Some complaints of the GSB app would be if your battery was low/dead or the WiFi connection in a room was poor. Hopefully some upgrading of the infrastructure around CIT will see better internet connectivity in certain rooms in the near future. I never had any trouble with these issues and I pressed the “confused” button to get better clarification from Roy in class. He did so immediately, explaining the material in a more broken down, slower pace which benefited me enormously.”
“Overall my feelings were very positive about the app. It worked smooth, hasn’t crashed at all. The only problem I experienced was the internet connection. The wifi connection struggles and in the room where we had lectures with Roy the signal is very bad (E icon only). It took a lot of time to open the page. What I thought would be a good solution (not sure if this can be done), is to write an application downloadable from app store/google play store and make some sort of LAN connection. Place a server on which all different users can join. Other than that, GoSoapBox works great!
I have a Sony Xperia Z2, phone based on android version 5.1.1. I used google chrome as the browser.”
As a lecturer in CITs Department of Arts, Health and Community Practice, specialising in art therapy, Louise has many students who travel from all over Ireland to attend her courses on a part time basis. To facilitate collaboration between her students, Louise will encourage her students’ use of tablets for collaborative learning and documenting their reflective work. Watch Louise’s interview to learn more.
A lecturer at the Department of Physical Sciences CIT, Anthony’s project involves using screen casting as a method of recording software demonstrations that can be re-played throughout the class which enables individual students to revisit the steps as required, and also to view these screen casts at home for revision purposes. To learn more about the project watch Anthony’s interview.
Donal O’Donovan is a mobile robotics lecturer in CIT with particular interest in artificial intelligence. As Digital Champion, Donal will investigate the use of a real-life programmable wheeled robot, to teach his students different concepts in developing autonomous cars. To hear more, watch Donal’s interview.
I am preparing information on the rainbow trout, as a species, for inclusion in my dissection video. This information will appear on a panel to the right of the video, and will change as the film moves forward. I have ordered a drawing tablet and will create simple drawings of the rainbow fish organs, which will be highlighted throughout the dissection video. With only a month until the final presentation, Patrick and I will be very busy with editing and preparation of the video in the next few weeks. For updates keep an eye out for more blogs which I will post in the champions blog section of the website.
As a lecturer in Applied Physics and Instrumentation, Eamonn will develop an online assessment tool for his students. This will enable his students to be examined on their analysis of sophisticated online datasets, and access technical documents, which they would be unable to do in a paper-based assessment. To learn more about this project watch Eamonn’s interview.

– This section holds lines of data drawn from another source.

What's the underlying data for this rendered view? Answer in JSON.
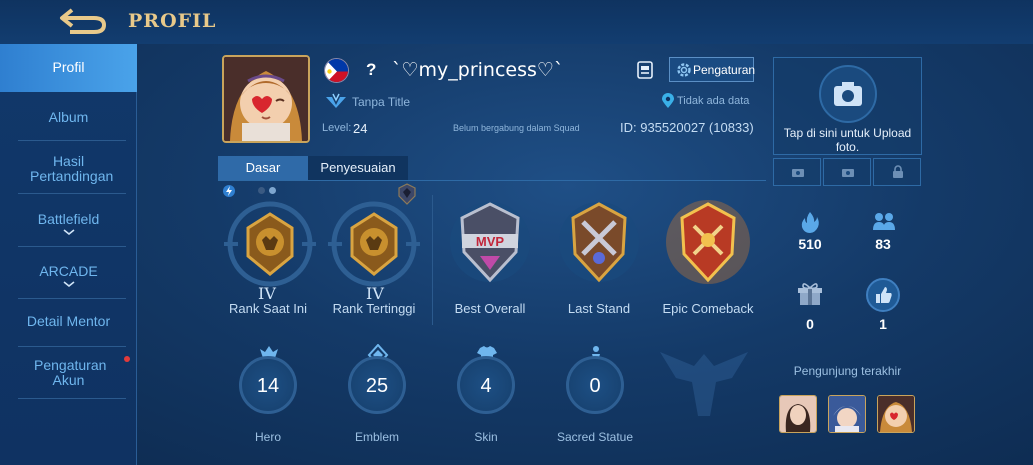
{
  "header": {
    "title": "PROFIL",
    "back_icon": "back-arrow-icon"
  },
  "sidebar": {
    "items": [
      {
        "label": "Profil"
      },
      {
        "label": "Album"
      },
      {
        "label": "Hasil Pertandingan"
      },
      {
        "label": "Battlefield"
      },
      {
        "label": "ARCADE"
      },
      {
        "label": "Detail Mentor"
      },
      {
        "label": "Pengaturan Akun"
      }
    ]
  },
  "profile": {
    "question_mark": "?",
    "username": "`♡my_princess♡`",
    "title": "Tanpa Title",
    "level_label": "Level:",
    "level_value": "24",
    "squad": "Belum bergabung dalam Squad",
    "location": "Tidak ada data",
    "id_text": "ID: 935520027 (10833)",
    "settings_label": "Pengaturan"
  },
  "tabs": [
    {
      "label": "Dasar"
    },
    {
      "label": "Penyesuaian"
    }
  ],
  "medals": [
    {
      "label": "Rank Saat Ini",
      "tier": "IV"
    },
    {
      "label": "Rank Tertinggi",
      "tier": "IV"
    },
    {
      "label": "Best Overall"
    },
    {
      "label": "Last Stand"
    },
    {
      "label": "Epic Comeback"
    }
  ],
  "stats": [
    {
      "label": "Hero",
      "value": "14"
    },
    {
      "label": "Emblem",
      "value": "25"
    },
    {
      "label": "Skin",
      "value": "4"
    },
    {
      "label": "Sacred Statue",
      "value": "0"
    }
  ],
  "right_panel": {
    "upload_text": "Tap di sini untuk Upload foto.",
    "popularity": "510",
    "followers": "83",
    "gifts": "0",
    "likes": "1",
    "visitors_title": "Pengunjung terakhir"
  },
  "colors": {
    "accent_gold": "#e8c98a",
    "active_blue": "#3a8ee0",
    "notification_red": "#e23b3b"
  }
}
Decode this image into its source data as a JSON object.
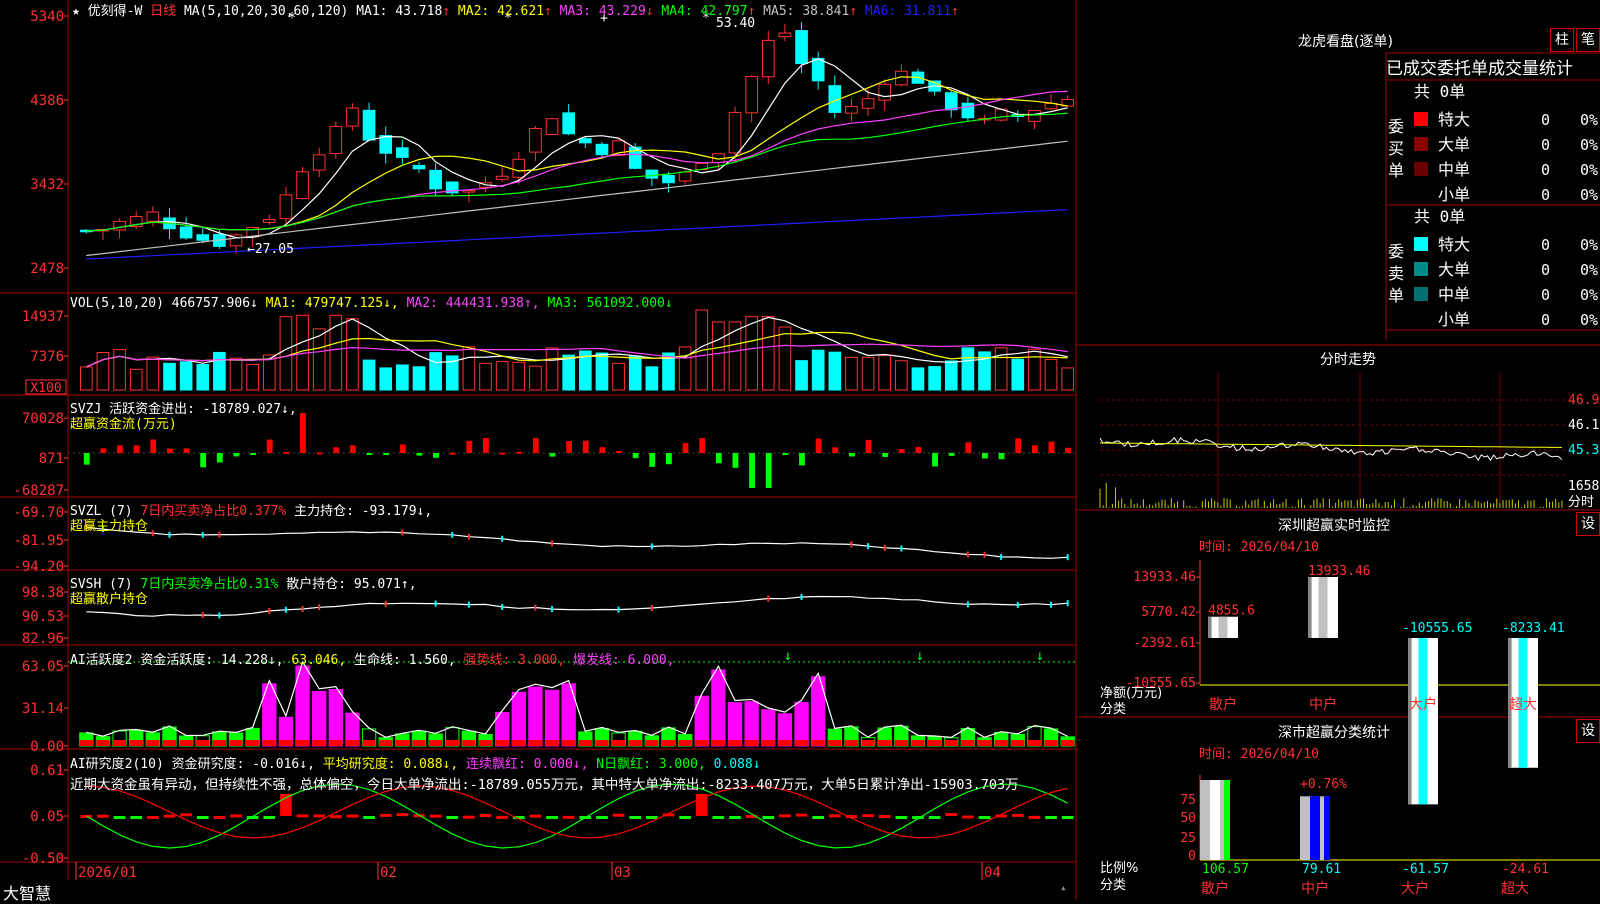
{
  "main": {
    "legend": {
      "star": "★",
      "name": "优刻得-W",
      "period": "日线",
      "ma_spec": "MA(5,10,20,30,60,120)",
      "mas": [
        {
          "label": "MA1: 43.718↑",
          "color": "#ffffff"
        },
        {
          "label": "MA2: 42.621↑",
          "color": "#ffff00"
        },
        {
          "label": "MA3: 43.229↓",
          "color": "#ff40ff"
        },
        {
          "label": "MA4: 42.797↑",
          "color": "#00ff00"
        },
        {
          "label": "MA5: 38.841↑",
          "color": "#c0c0c0"
        },
        {
          "label": "MA6: 31.811↑",
          "color": "#2020ff"
        }
      ]
    },
    "y_labels": [
      "5340",
      "4386",
      "3432",
      "2478"
    ],
    "high_label": "53.40",
    "low_label": "27.05",
    "star_marks": [
      "*",
      "*",
      "+",
      "*"
    ]
  },
  "vol": {
    "header": "VOL(5,10,20)",
    "value": "466757.906↓",
    "ma1": "MA1: 479747.125↓,",
    "ma2": "MA2: 444431.938↑,",
    "ma3": "MA3: 561092.000↓",
    "y_labels": [
      "14937",
      "7376"
    ],
    "unit": "X100"
  },
  "svzj": {
    "name": "SVZJ",
    "text": "活跃资金进出: -18789.027↓,",
    "subtitle": "超赢资金流(万元)",
    "y_labels": [
      "70028",
      "871",
      "-68287"
    ]
  },
  "svzl": {
    "name": "SVZL (7)",
    "ratio": "7日内买卖净占比0.377%",
    "text": "主力持仓: -93.179↓,",
    "subtitle": "超赢主力持仓",
    "y_labels": [
      "-69.70",
      "-81.95",
      "-94.20"
    ]
  },
  "svsh": {
    "name": "SVSH (7)",
    "ratio": "7日内买卖净占比0.31%",
    "text": "散户持仓: 95.071↑,",
    "subtitle": "超赢散户持仓",
    "y_labels": [
      "98.38",
      "90.53",
      "82.96"
    ]
  },
  "ai_active": {
    "name": "AI活跃度2",
    "text": "资金活跃度: 14.228↓,",
    "v2": "63.046,",
    "v3": "生命线: 1.560,",
    "strong": "强势线: 3.000,",
    "burst": "爆发线: 6.000,",
    "y_labels": [
      "63.05",
      "31.14",
      "0.00"
    ]
  },
  "ai_research": {
    "name": "AI研究度2(10)",
    "text": "资金研究度: -0.016↓,",
    "avg": "平均研究度: 0.088↓,",
    "streak": "连续飘红: 0.000↓,",
    "nday": "N日飘红: 3.000,",
    "last": "0.088↓",
    "comment": "近期大资金虽有异动，但持续性不强，总体偏空，今日大单净流出:-18789.055万元，其中特大单净流出:-8233.407万元，大单5日累计净出-15903.703万",
    "y_labels": [
      "0.61",
      "0.05",
      "-0.50"
    ]
  },
  "footer": {
    "brand": "大智慧",
    "dates": [
      "2026/01",
      "02",
      "03",
      "04"
    ]
  },
  "right": {
    "dragon_title": "龙虎看盘(逐单)",
    "btn_zhu": "柱",
    "btn_bi": "笔",
    "stats_title": "已成交委托单成交量统计",
    "buy": {
      "side_label": "委买单",
      "total": "共 0单",
      "rows": [
        {
          "name": "特大",
          "count": "0",
          "pct": "0%",
          "color": "#ff0000"
        },
        {
          "name": "大单",
          "count": "0",
          "pct": "0%",
          "color": "#8b0000"
        },
        {
          "name": "中单",
          "count": "0",
          "pct": "0%",
          "color": "#6a0000"
        },
        {
          "name": "小单",
          "count": "0",
          "pct": "0%",
          "color": "#000000"
        }
      ]
    },
    "sell": {
      "side_label": "委卖单",
      "total": "共 0单",
      "rows": [
        {
          "name": "特大",
          "count": "0",
          "pct": "0%",
          "color": "#00ffff"
        },
        {
          "name": "大单",
          "count": "0",
          "pct": "0%",
          "color": "#008b8b"
        },
        {
          "name": "中单",
          "count": "0",
          "pct": "0%",
          "color": "#007070"
        },
        {
          "name": "小单",
          "count": "0",
          "pct": "0%",
          "color": "#000000"
        }
      ]
    },
    "fenshi": {
      "title": "分时走势",
      "y_labels": [
        "46.9",
        "46.1",
        "45.3"
      ],
      "vol_label": "1658",
      "unit_label": "分时"
    },
    "monitor": {
      "title": "深圳超赢实时监控",
      "btn": "设",
      "time": "时间: 2026/04/10",
      "y_labels": [
        "13933.46",
        "5770.42",
        "-2392.61",
        "-10555.65"
      ],
      "bars": [
        {
          "cat": "散户",
          "value": 4855.6,
          "label": "4855.6",
          "lcolor": "#ff3232"
        },
        {
          "cat": "中户",
          "value": 13933.46,
          "label": "13933.46",
          "lcolor": "#ff3232"
        },
        {
          "cat": "大户",
          "value": -10555.65,
          "label": "-10555.65",
          "lcolor": "#00ffff"
        },
        {
          "cat": "超大",
          "value": -8233.41,
          "label": "-8233.41",
          "lcolor": "#00ffff"
        }
      ],
      "y_unit": "净额(万元)",
      "x_unit": "分类"
    },
    "classify": {
      "title": "深市超赢分类统计",
      "btn": "设",
      "time": "时间: 2026/04/10",
      "y_labels": [
        "75",
        "50",
        "25",
        "0"
      ],
      "top_label": "+0.76%",
      "bars": [
        {
          "cat": "散户",
          "value": 100,
          "label": "106.57",
          "lcolor": "#00ff00"
        },
        {
          "cat": "中户",
          "value": 79.61,
          "label": "79.61",
          "lcolor": "#00ffff"
        },
        {
          "cat": "大户",
          "value": 0,
          "label": "-61.57",
          "lcolor": "#00ffff"
        },
        {
          "cat": "超大",
          "value": 0,
          "label": "-24.61",
          "lcolor": "#ff3232"
        }
      ],
      "y_unit": "比例%",
      "x_unit": "分类"
    }
  }
}
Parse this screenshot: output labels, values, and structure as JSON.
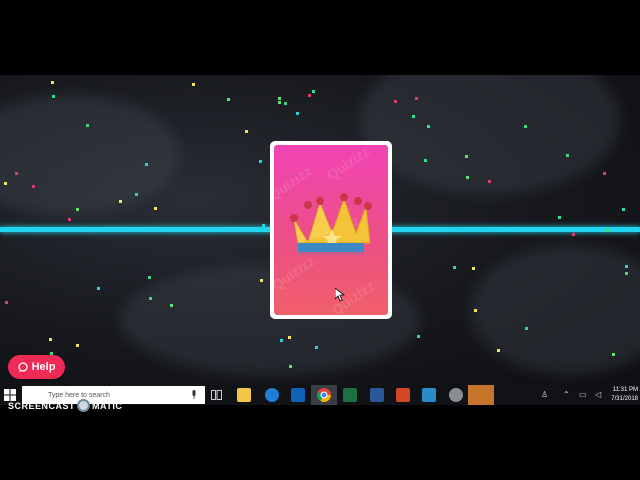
{
  "help_button": {
    "label": "Help"
  },
  "taskbar": {
    "search_placeholder": "Type here to search",
    "clock_time": "11:31 PM",
    "clock_date": "7/31/2018",
    "apps": [
      "file-explorer-icon",
      "edge-icon",
      "outlook-icon",
      "chrome-icon",
      "excel-icon",
      "word-icon",
      "powerpoint-icon",
      "app-icon",
      "mail-icon",
      "app-icon-2"
    ]
  },
  "card": {
    "watermark_text": "Quizizz"
  },
  "screencast": {
    "left": "SCREENCAST",
    "right": "MATIC"
  },
  "colors": {
    "beam": "#23d4f0",
    "card_top": "#f144b4",
    "card_bottom": "#f0606a",
    "help": "#ef2a55"
  }
}
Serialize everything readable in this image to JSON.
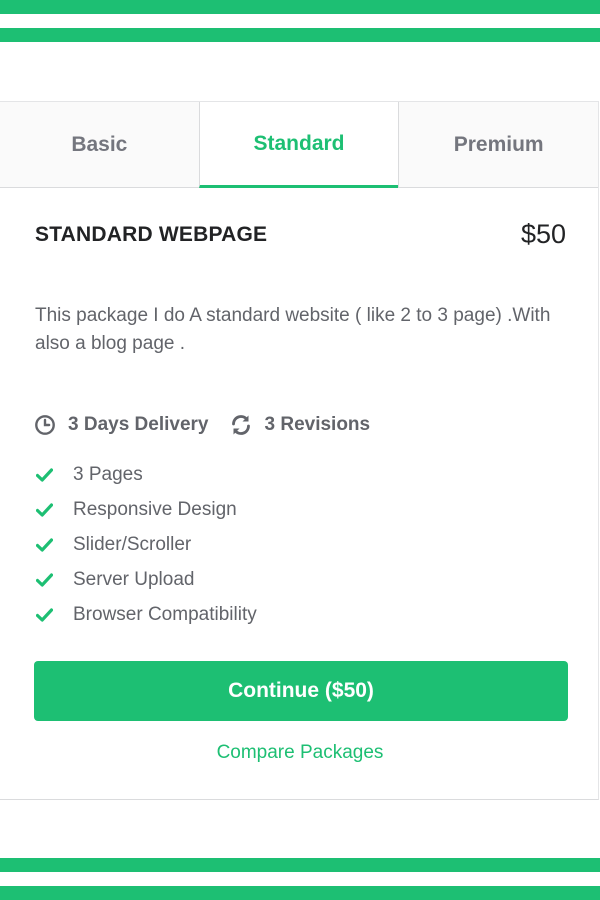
{
  "theme": {
    "accent": "#1dbf73",
    "text_dark": "#222325",
    "text_muted": "#62646a"
  },
  "tabs": [
    {
      "label": "Basic",
      "active": false
    },
    {
      "label": "Standard",
      "active": true
    },
    {
      "label": "Premium",
      "active": false
    }
  ],
  "package": {
    "title": "STANDARD WEBPAGE",
    "price": "$50",
    "description": "This package I do A standard website ( like 2 to 3 page) .With also a blog page .",
    "delivery": {
      "icon": "clock-icon",
      "label": "3 Days Delivery"
    },
    "revisions": {
      "icon": "refresh-icon",
      "label": "3 Revisions"
    },
    "features": [
      {
        "icon": "check-icon",
        "label": "3 Pages"
      },
      {
        "icon": "check-icon",
        "label": "Responsive Design"
      },
      {
        "icon": "check-icon",
        "label": "Slider/Scroller"
      },
      {
        "icon": "check-icon",
        "label": "Server Upload"
      },
      {
        "icon": "check-icon",
        "label": "Browser Compatibility"
      }
    ]
  },
  "actions": {
    "continue_label": "Continue ($50)",
    "compare_label": "Compare Packages"
  }
}
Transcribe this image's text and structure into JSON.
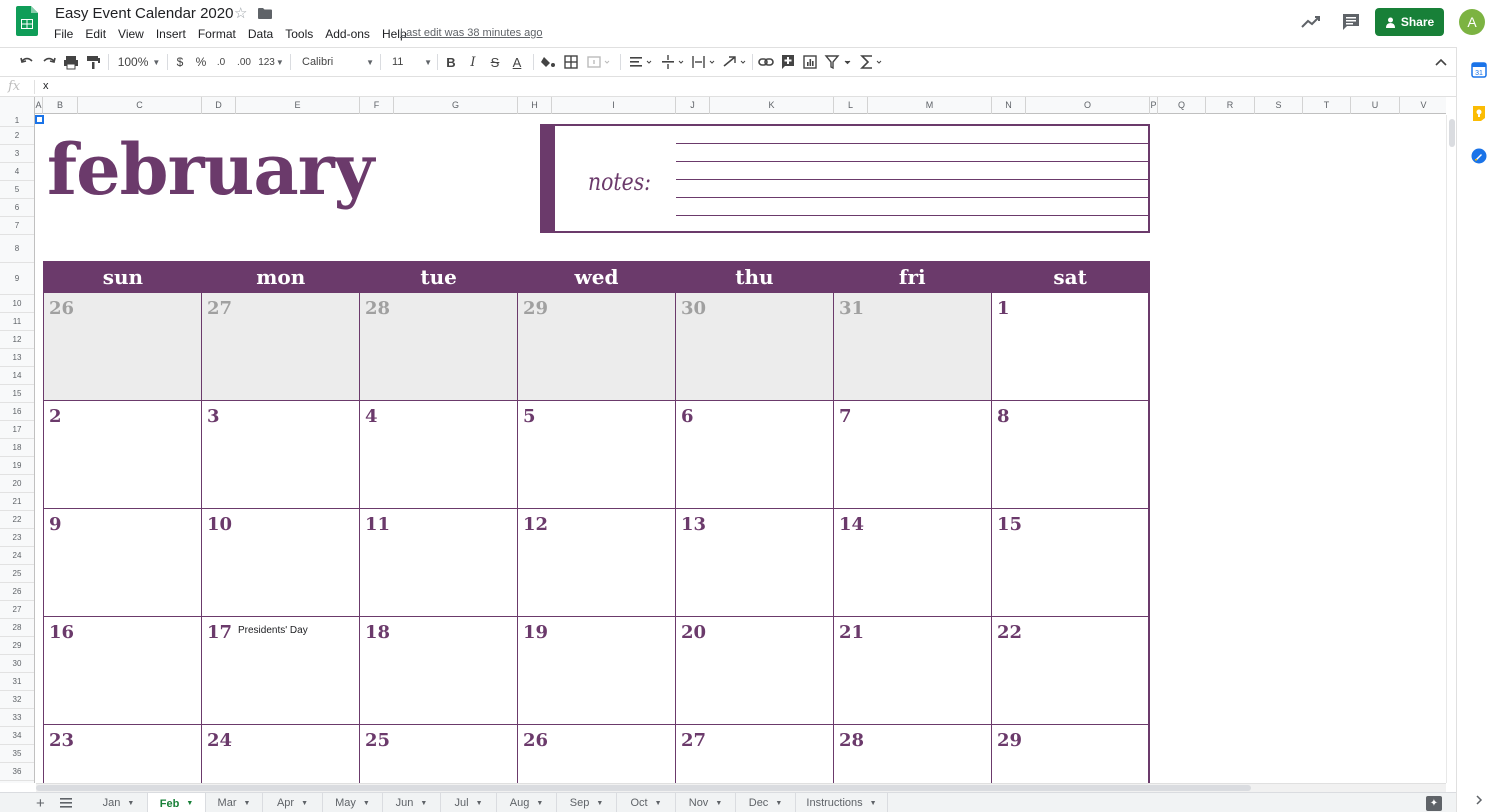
{
  "app": {
    "title": "Easy Event Calendar 2020",
    "last_edit": "Last edit was 38 minutes ago",
    "share_label": "Share",
    "avatar_letter": "A",
    "accent_color": "#188038",
    "calendar_color": "#6b3a6b"
  },
  "menu": [
    "File",
    "Edit",
    "View",
    "Insert",
    "Format",
    "Data",
    "Tools",
    "Add-ons",
    "Help"
  ],
  "toolbar": {
    "zoom": "100%",
    "currency": "$",
    "percent": "%",
    "decrease_decimal": ".0",
    "increase_decimal": ".00",
    "more_formats": "123",
    "font": "Calibri",
    "font_size": "11"
  },
  "formula_bar": {
    "fx": "fx",
    "value": "x"
  },
  "columns": [
    "A",
    "B",
    "C",
    "D",
    "E",
    "F",
    "G",
    "H",
    "I",
    "J",
    "K",
    "L",
    "M",
    "N",
    "O",
    "P",
    "Q",
    "R",
    "S",
    "T",
    "U",
    "V"
  ],
  "rows": [
    "1",
    "2",
    "3",
    "4",
    "5",
    "6",
    "7",
    "8",
    "9",
    "10",
    "11",
    "12",
    "13",
    "14",
    "15",
    "16",
    "17",
    "18",
    "19",
    "20",
    "21",
    "22",
    "23",
    "24",
    "25",
    "26",
    "27",
    "28",
    "29",
    "30",
    "31",
    "32",
    "33",
    "34",
    "35",
    "36"
  ],
  "calendar": {
    "month": "february",
    "notes_label": "notes:",
    "days_of_week": [
      "sun",
      "mon",
      "tue",
      "wed",
      "thu",
      "fri",
      "sat"
    ],
    "weeks": [
      [
        {
          "n": "26",
          "prev": true
        },
        {
          "n": "27",
          "prev": true
        },
        {
          "n": "28",
          "prev": true
        },
        {
          "n": "29",
          "prev": true
        },
        {
          "n": "30",
          "prev": true
        },
        {
          "n": "31",
          "prev": true
        },
        {
          "n": "1"
        }
      ],
      [
        {
          "n": "2"
        },
        {
          "n": "3"
        },
        {
          "n": "4"
        },
        {
          "n": "5"
        },
        {
          "n": "6"
        },
        {
          "n": "7"
        },
        {
          "n": "8"
        }
      ],
      [
        {
          "n": "9"
        },
        {
          "n": "10"
        },
        {
          "n": "11"
        },
        {
          "n": "12"
        },
        {
          "n": "13"
        },
        {
          "n": "14"
        },
        {
          "n": "15"
        }
      ],
      [
        {
          "n": "16"
        },
        {
          "n": "17",
          "event": "Presidents' Day"
        },
        {
          "n": "18"
        },
        {
          "n": "19"
        },
        {
          "n": "20"
        },
        {
          "n": "21"
        },
        {
          "n": "22"
        }
      ],
      [
        {
          "n": "23"
        },
        {
          "n": "24"
        },
        {
          "n": "25"
        },
        {
          "n": "26"
        },
        {
          "n": "27"
        },
        {
          "n": "28"
        },
        {
          "n": "29"
        }
      ]
    ]
  },
  "sheet_tabs": [
    "Jan",
    "Feb",
    "Mar",
    "Apr",
    "May",
    "Jun",
    "Jul",
    "Aug",
    "Sep",
    "Oct",
    "Nov",
    "Dec",
    "Instructions"
  ],
  "active_sheet": "Feb"
}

As Digital Champion, Eleanor, a lecturer in the Department of Physical Sciences CIT, will investigate using an online tutorial system for her students to use at home. This system will give the students access to subject material, exam-style questions and also module assessment, while providing instant feedback to the student. To hear more about her project, watch Eleanor’s interview.